*** Opening DATA FOR THIS TASK ***

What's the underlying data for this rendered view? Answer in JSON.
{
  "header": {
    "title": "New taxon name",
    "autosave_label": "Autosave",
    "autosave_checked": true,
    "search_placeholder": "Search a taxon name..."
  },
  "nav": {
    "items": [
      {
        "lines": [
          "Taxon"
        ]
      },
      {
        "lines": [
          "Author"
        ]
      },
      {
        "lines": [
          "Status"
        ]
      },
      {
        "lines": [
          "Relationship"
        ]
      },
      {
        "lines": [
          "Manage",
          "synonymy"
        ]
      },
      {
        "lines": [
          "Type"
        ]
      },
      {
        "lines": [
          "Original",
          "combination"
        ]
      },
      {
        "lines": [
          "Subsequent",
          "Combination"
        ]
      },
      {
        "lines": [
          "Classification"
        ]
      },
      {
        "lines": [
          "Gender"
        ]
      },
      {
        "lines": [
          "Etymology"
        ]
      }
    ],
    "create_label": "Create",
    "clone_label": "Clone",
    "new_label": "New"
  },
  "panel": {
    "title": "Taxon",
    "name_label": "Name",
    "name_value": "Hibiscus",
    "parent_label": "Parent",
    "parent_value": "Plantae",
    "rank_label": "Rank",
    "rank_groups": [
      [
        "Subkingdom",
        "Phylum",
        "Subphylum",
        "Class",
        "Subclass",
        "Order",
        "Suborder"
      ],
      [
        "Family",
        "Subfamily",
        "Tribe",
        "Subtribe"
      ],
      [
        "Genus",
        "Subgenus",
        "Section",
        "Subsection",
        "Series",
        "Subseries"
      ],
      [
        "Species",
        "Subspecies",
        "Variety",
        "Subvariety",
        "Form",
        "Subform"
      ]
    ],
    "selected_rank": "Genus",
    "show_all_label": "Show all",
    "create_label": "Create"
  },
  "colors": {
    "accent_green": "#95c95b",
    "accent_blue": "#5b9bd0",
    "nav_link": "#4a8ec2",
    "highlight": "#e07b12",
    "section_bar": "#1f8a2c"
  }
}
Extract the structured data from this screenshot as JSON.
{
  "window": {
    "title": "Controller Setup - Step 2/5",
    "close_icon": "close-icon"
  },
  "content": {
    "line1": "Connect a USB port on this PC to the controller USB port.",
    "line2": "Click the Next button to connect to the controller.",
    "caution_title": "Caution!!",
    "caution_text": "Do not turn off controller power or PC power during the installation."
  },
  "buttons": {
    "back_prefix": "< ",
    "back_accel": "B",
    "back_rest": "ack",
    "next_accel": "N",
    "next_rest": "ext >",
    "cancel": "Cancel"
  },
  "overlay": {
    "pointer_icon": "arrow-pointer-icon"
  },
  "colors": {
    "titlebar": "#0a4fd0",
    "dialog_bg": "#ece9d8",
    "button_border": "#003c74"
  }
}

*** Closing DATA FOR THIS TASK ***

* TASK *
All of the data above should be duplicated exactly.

* RESULT OF THIS TASK *
What's the underlying data for this rendered view? Answer in JSON.
{
  "header": {
    "title": "New taxon name",
    "autosave_label": "Autosave",
    "autosave_checked": true,
    "search_placeholder": "Search a taxon name..."
  },
  "nav": {
    "items": [
      {
        "lines": [
          "Taxon"
        ]
      },
      {
        "lines": [
          "Author"
        ]
      },
      {
        "lines": [
          "Status"
        ]
      },
      {
        "lines": [
          "Relationship"
        ]
      },
      {
        "lines": [
          "Manage",
          "synonymy"
        ]
      },
      {
        "lines": [
          "Type"
        ]
      },
      {
        "lines": [
          "Original",
          "combination"
        ]
      },
      {
        "lines": [
          "Subsequent",
          "Combination"
        ]
      },
      {
        "lines": [
          "Classification"
        ]
      },
      {
        "lines": [
          "Gender"
        ]
      },
      {
        "lines": [
          "Etymology"
        ]
      }
    ],
    "create_label": "Create",
    "clone_label": "Clone",
    "new_label": "New"
  },
  "panel": {
    "title": "Taxon",
    "name_label": "Name",
    "name_value": "Hibiscus",
    "parent_label": "Parent",
    "parent_value": "Plantae",
    "rank_label": "Rank",
    "rank_groups": [
      [
        "Subkingdom",
        "Phylum",
        "Subphylum",
        "Class",
        "Subclass",
        "Order",
        "Suborder"
      ],
      [
        "Family",
        "Subfamily",
        "Tribe",
        "Subtribe"
      ],
      [
        "Genus",
        "Subgenus",
        "Section",
        "Subsection",
        "Series",
        "Subseries"
      ],
      [
        "Species",
        "Subspecies",
        "Variety",
        "Subvariety",
        "Form",
        "Subform"
      ]
    ],
    "selected_rank": "Genus",
    "show_all_label": "Show all",
    "create_label": "Create"
  },
  "colors": {
    "accent_green": "#95c95b",
    "accent_blue": "#5b9bd0",
    "nav_link": "#4a8ec2",
    "highlight": "#e07b12",
    "section_bar": "#1f8a2c"
  }
}
Extract the structured data from this screenshot as JSON.
{
  "window": {
    "title": "Controller Setup - Step 2/5",
    "close_icon": "close-icon"
  },
  "content": {
    "line1": "Connect a USB port on this PC to the controller USB port.",
    "line2": "Click the Next button to connect to the controller.",
    "caution_title": "Caution!!",
    "caution_text": "Do not turn off controller power or PC power during the installation."
  },
  "buttons": {
    "back_prefix": "< ",
    "back_accel": "B",
    "back_rest": "ack",
    "next_accel": "N",
    "next_rest": "ext >",
    "cancel": "Cancel"
  },
  "overlay": {
    "pointer_icon": "arrow-pointer-icon"
  },
  "colors": {
    "titlebar": "#0a4fd0",
    "dialog_bg": "#ece9d8",
    "button_border": "#003c74"
  }
}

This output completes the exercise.